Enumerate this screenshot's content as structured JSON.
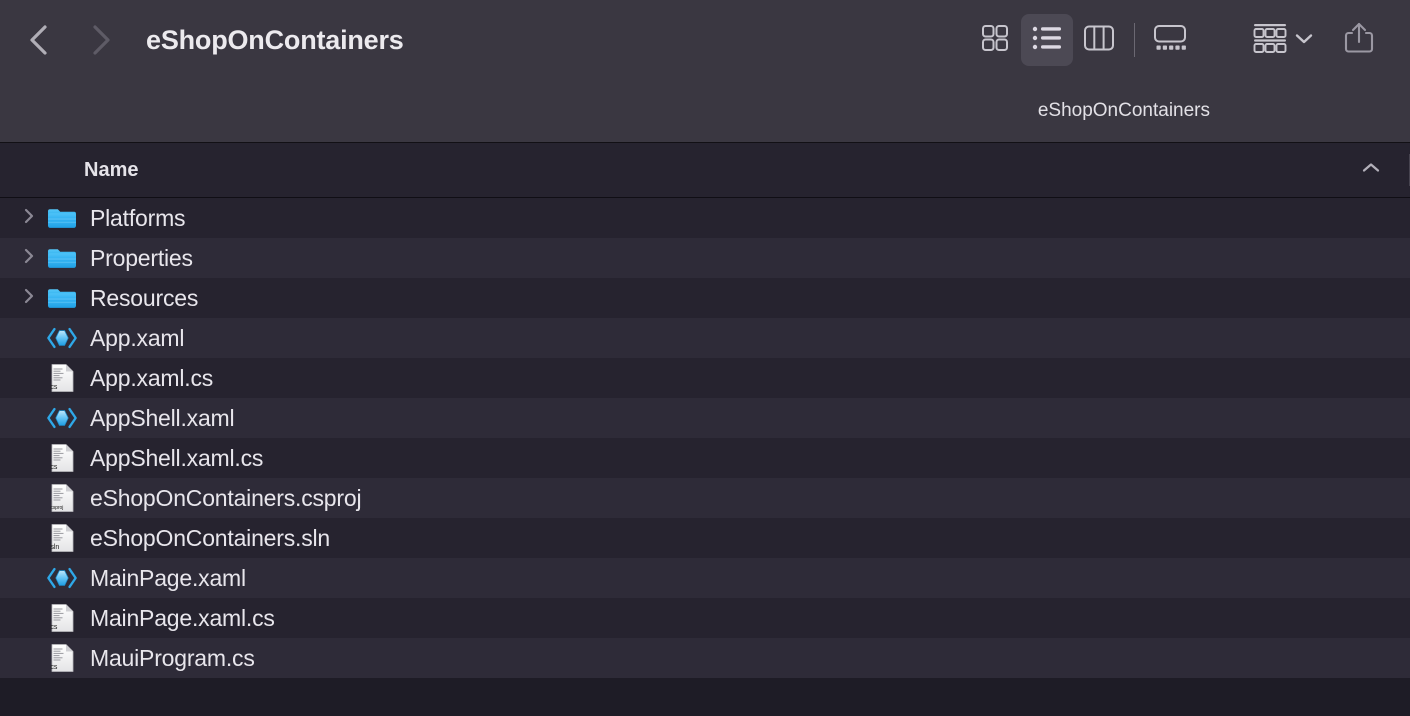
{
  "window": {
    "title": "eShopOnContainers",
    "subtitle": "eShopOnContainers"
  },
  "toolbar": {
    "back_label": "Back",
    "forward_label": "Forward",
    "back_icon": "chevron-left-icon",
    "forward_icon": "chevron-right-icon",
    "view_buttons": [
      {
        "name": "icon-view",
        "label": "Icon View",
        "icon": "grid-icon",
        "active": false
      },
      {
        "name": "list-view",
        "label": "List View",
        "icon": "list-icon",
        "active": true
      },
      {
        "name": "column-view",
        "label": "Column View",
        "icon": "columns-icon",
        "active": false
      },
      {
        "name": "gallery-view",
        "label": "Gallery View",
        "icon": "gallery-icon",
        "active": false
      }
    ],
    "group_button": {
      "label": "Group",
      "icon": "group-icon",
      "chevron": "chevron-down-icon"
    },
    "share_button": {
      "label": "Share",
      "icon": "share-icon"
    }
  },
  "column_header": {
    "name_label": "Name",
    "sort_direction": "ascending",
    "sort_icon": "chevron-up-icon"
  },
  "files": [
    {
      "name": "Platforms",
      "type": "folder",
      "icon": "folder-icon",
      "ext": "",
      "expandable": true
    },
    {
      "name": "Properties",
      "type": "folder",
      "icon": "folder-icon",
      "ext": "",
      "expandable": true
    },
    {
      "name": "Resources",
      "type": "folder",
      "icon": "folder-icon",
      "ext": "",
      "expandable": true
    },
    {
      "name": "App.xaml",
      "type": "xaml",
      "icon": "xaml-icon",
      "ext": "",
      "expandable": false
    },
    {
      "name": "App.xaml.cs",
      "type": "doc",
      "icon": "csharp-icon",
      "ext": "cs",
      "expandable": false
    },
    {
      "name": "AppShell.xaml",
      "type": "xaml",
      "icon": "xaml-icon",
      "ext": "",
      "expandable": false
    },
    {
      "name": "AppShell.xaml.cs",
      "type": "doc",
      "icon": "csharp-icon",
      "ext": "cs",
      "expandable": false
    },
    {
      "name": "eShopOnContainers.csproj",
      "type": "doc",
      "icon": "csproj-icon",
      "ext": "csproj",
      "expandable": false
    },
    {
      "name": "eShopOnContainers.sln",
      "type": "doc",
      "icon": "sln-icon",
      "ext": "sln",
      "expandable": false
    },
    {
      "name": "MainPage.xaml",
      "type": "xaml",
      "icon": "xaml-icon",
      "ext": "",
      "expandable": false
    },
    {
      "name": "MainPage.xaml.cs",
      "type": "doc",
      "icon": "csharp-icon",
      "ext": "cs",
      "expandable": false
    },
    {
      "name": "MauiProgram.cs",
      "type": "doc",
      "icon": "csharp-icon",
      "ext": "cs",
      "expandable": false
    }
  ],
  "colors": {
    "toolbar_bg": "#3a3741",
    "row_odd_bg": "#26232f",
    "row_even_bg": "#2e2b38",
    "list_bg": "#1e1c26",
    "text": "#e8e6ec",
    "folder_blue": "#30b4f2",
    "xaml_blue": "#2ea8e8",
    "active_btn": "#4c4954"
  }
}
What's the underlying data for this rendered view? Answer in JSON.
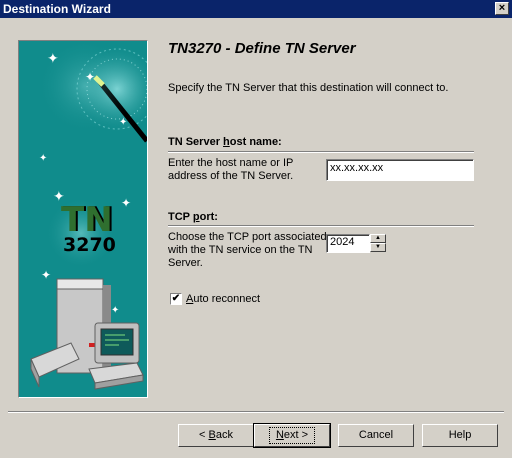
{
  "window": {
    "title": "Destination Wizard",
    "close_label": "×"
  },
  "page": {
    "heading": "TN3270 - Define TN Server",
    "intro": "Specify the TN Server that this destination will connect to."
  },
  "art": {
    "logo_line1": "TN",
    "logo_line2": "3270"
  },
  "host_section": {
    "title_pre": "TN Server ",
    "title_accel": "h",
    "title_post": "ost name:",
    "desc_line1": "Enter the host name or IP",
    "desc_line2": "address of the TN Server.",
    "value": "xx.xx.xx.xx"
  },
  "port_section": {
    "title_pre": "TCP ",
    "title_accel": "p",
    "title_post": "ort:",
    "desc_line1": "Choose the TCP port associated",
    "desc_line2": "with the TN service on the TN",
    "desc_line3": "Server.",
    "value": "2024"
  },
  "auto_reconnect": {
    "checked": true,
    "label_accel": "A",
    "label_rest": "uto reconnect"
  },
  "buttons": {
    "back_arrow": "< ",
    "back_accel": "B",
    "back_rest": "ack",
    "next_accel": "N",
    "next_rest": "ext >",
    "cancel": "Cancel",
    "help": "Help"
  }
}
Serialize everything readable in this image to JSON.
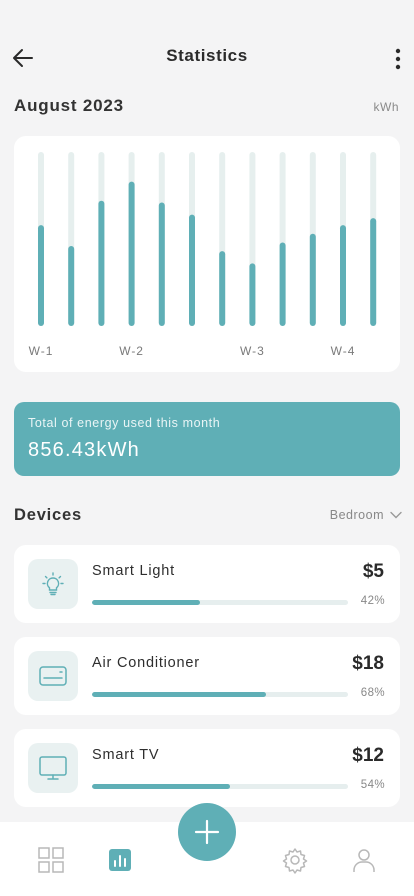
{
  "header": {
    "title": "Statistics",
    "back_icon": "arrow-left-icon",
    "menu_icon": "more-vertical-icon"
  },
  "month": {
    "title": "August 2023",
    "unit": "kWh"
  },
  "chart_data": {
    "type": "bar",
    "categories": [
      "W-1",
      "",
      "",
      "W-2",
      "",
      "",
      "",
      "W-3",
      "",
      "",
      "W-4",
      ""
    ],
    "x_tick_labels": [
      "W-1",
      "W-2",
      "W-3",
      "W-4"
    ],
    "values": [
      58,
      46,
      72,
      83,
      71,
      64,
      43,
      36,
      48,
      53,
      58,
      62
    ],
    "ylim": [
      0,
      100
    ],
    "title": "",
    "xlabel": "",
    "ylabel": "",
    "bar_color": "#5fafb6",
    "track_color": "#e6efee",
    "grid": false
  },
  "total": {
    "label": "Total of energy used this month",
    "value": "856.43kWh"
  },
  "devices": {
    "title": "Devices",
    "room": "Bedroom",
    "items": [
      {
        "name": "Smart Light",
        "cost": "$5",
        "percent_label": "42%",
        "percent": 0.42,
        "icon": "lightbulb-icon"
      },
      {
        "name": "Air Conditioner",
        "cost": "$18",
        "percent_label": "68%",
        "percent": 0.68,
        "icon": "air-conditioner-icon"
      },
      {
        "name": "Smart TV",
        "cost": "$12",
        "percent_label": "54%",
        "percent": 0.54,
        "icon": "monitor-icon"
      }
    ]
  },
  "nav": {
    "items": [
      "grid-icon",
      "bar-chart-icon",
      "settings-icon",
      "user-icon"
    ],
    "fab_icon": "plus-icon",
    "accent": "#5fafb6"
  }
}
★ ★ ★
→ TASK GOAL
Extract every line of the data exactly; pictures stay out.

→ EXERCISE SOLUTION
Enumerate this screenshot's content as structured JSON.
{
  "window": {
    "title": "eShopOnContainers",
    "subtitle": "eShopOnContainers"
  },
  "toolbar": {
    "back_label": "Back",
    "forward_label": "Forward",
    "back_icon": "chevron-left-icon",
    "forward_icon": "chevron-right-icon",
    "view_buttons": [
      {
        "name": "icon-view",
        "label": "Icon View",
        "icon": "grid-icon",
        "active": false
      },
      {
        "name": "list-view",
        "label": "List View",
        "icon": "list-icon",
        "active": true
      },
      {
        "name": "column-view",
        "label": "Column View",
        "icon": "columns-icon",
        "active": false
      },
      {
        "name": "gallery-view",
        "label": "Gallery View",
        "icon": "gallery-icon",
        "active": false
      }
    ],
    "group_button": {
      "label": "Group",
      "icon": "group-icon",
      "chevron": "chevron-down-icon"
    },
    "share_button": {
      "label": "Share",
      "icon": "share-icon"
    }
  },
  "column_header": {
    "name_label": "Name",
    "sort_direction": "ascending",
    "sort_icon": "chevron-up-icon"
  },
  "files": [
    {
      "name": "Platforms",
      "type": "folder",
      "icon": "folder-icon",
      "ext": "",
      "expandable": true
    },
    {
      "name": "Properties",
      "type": "folder",
      "icon": "folder-icon",
      "ext": "",
      "expandable": true
    },
    {
      "name": "Resources",
      "type": "folder",
      "icon": "folder-icon",
      "ext": "",
      "expandable": true
    },
    {
      "name": "App.xaml",
      "type": "xaml",
      "icon": "xaml-icon",
      "ext": "",
      "expandable": false
    },
    {
      "name": "App.xaml.cs",
      "type": "doc",
      "icon": "csharp-icon",
      "ext": "cs",
      "expandable": false
    },
    {
      "name": "AppShell.xaml",
      "type": "xaml",
      "icon": "xaml-icon",
      "ext": "",
      "expandable": false
    },
    {
      "name": "AppShell.xaml.cs",
      "type": "doc",
      "icon": "csharp-icon",
      "ext": "cs",
      "expandable": false
    },
    {
      "name": "eShopOnContainers.csproj",
      "type": "doc",
      "icon": "csproj-icon",
      "ext": "csproj",
      "expandable": false
    },
    {
      "name": "eShopOnContainers.sln",
      "type": "doc",
      "icon": "sln-icon",
      "ext": "sln",
      "expandable": false
    },
    {
      "name": "MainPage.xaml",
      "type": "xaml",
      "icon": "xaml-icon",
      "ext": "",
      "expandable": false
    },
    {
      "name": "MainPage.xaml.cs",
      "type": "doc",
      "icon": "csharp-icon",
      "ext": "cs",
      "expandable": false
    },
    {
      "name": "MauiProgram.cs",
      "type": "doc",
      "icon": "csharp-icon",
      "ext": "cs",
      "expandable": false
    }
  ],
  "colors": {
    "toolbar_bg": "#3a3741",
    "row_odd_bg": "#26232f",
    "row_even_bg": "#2e2b38",
    "list_bg": "#1e1c26",
    "text": "#e8e6ec",
    "folder_blue": "#30b4f2",
    "xaml_blue": "#2ea8e8",
    "active_btn": "#4c4954"
  }
}
What's the underlying data for this rendered view? Answer in JSON.
{
  "window": {
    "title": "Destination Wizard",
    "close_label": "×"
  },
  "page": {
    "heading": "TN3270 - Define TN Server",
    "intro": "Specify the TN Server that this destination will connect to."
  },
  "art": {
    "logo_line1": "TN",
    "logo_line2": "3270"
  },
  "host_section": {
    "title_pre": "TN Server ",
    "title_accel": "h",
    "title_post": "ost name:",
    "desc_line1": "Enter the host name or IP",
    "desc_line2": "address of the TN Server.",
    "value": "xx.xx.xx.xx"
  },
  "port_section": {
    "title_pre": "TCP ",
    "title_accel": "p",
    "title_post": "ort:",
    "desc_line1": "Choose the TCP port associated",
    "desc_line2": "with the TN service on the TN",
    "desc_line3": "Server.",
    "value": "2024"
  },
  "auto_reconnect": {
    "checked": true,
    "label_accel": "A",
    "label_rest": "uto reconnect"
  },
  "buttons": {
    "back_arrow": "< ",
    "back_accel": "B",
    "back_rest": "ack",
    "next_accel": "N",
    "next_rest": "ext >",
    "cancel": "Cancel",
    "help": "Help"
  }
}
Serialize everything readable in this image to JSON.
{
  "header": {
    "title": "Statistics",
    "back_icon": "arrow-left-icon",
    "menu_icon": "more-vertical-icon"
  },
  "month": {
    "title": "August 2023",
    "unit": "kWh"
  },
  "chart_data": {
    "type": "bar",
    "categories": [
      "W-1",
      "",
      "",
      "W-2",
      "",
      "",
      "",
      "W-3",
      "",
      "",
      "W-4",
      ""
    ],
    "x_tick_labels": [
      "W-1",
      "W-2",
      "W-3",
      "W-4"
    ],
    "values": [
      58,
      46,
      72,
      83,
      71,
      64,
      43,
      36,
      48,
      53,
      58,
      62
    ],
    "ylim": [
      0,
      100
    ],
    "title": "",
    "xlabel": "",
    "ylabel": "",
    "bar_color": "#5fafb6",
    "track_color": "#e6efee",
    "grid": false
  },
  "total": {
    "label": "Total of energy used this month",
    "value": "856.43kWh"
  },
  "devices": {
    "title": "Devices",
    "room": "Bedroom",
    "items": [
      {
        "name": "Smart Light",
        "cost": "$5",
        "percent_label": "42%",
        "percent": 0.42,
        "icon": "lightbulb-icon"
      },
      {
        "name": "Air Conditioner",
        "cost": "$18",
        "percent_label": "68%",
        "percent": 0.68,
        "icon": "air-conditioner-icon"
      },
      {
        "name": "Smart TV",
        "cost": "$12",
        "percent_label": "54%",
        "percent": 0.54,
        "icon": "monitor-icon"
      }
    ]
  },
  "nav": {
    "items": [
      "grid-icon",
      "bar-chart-icon",
      "settings-icon",
      "user-icon"
    ],
    "fab_icon": "plus-icon",
    "accent": "#5fafb6"
  }
}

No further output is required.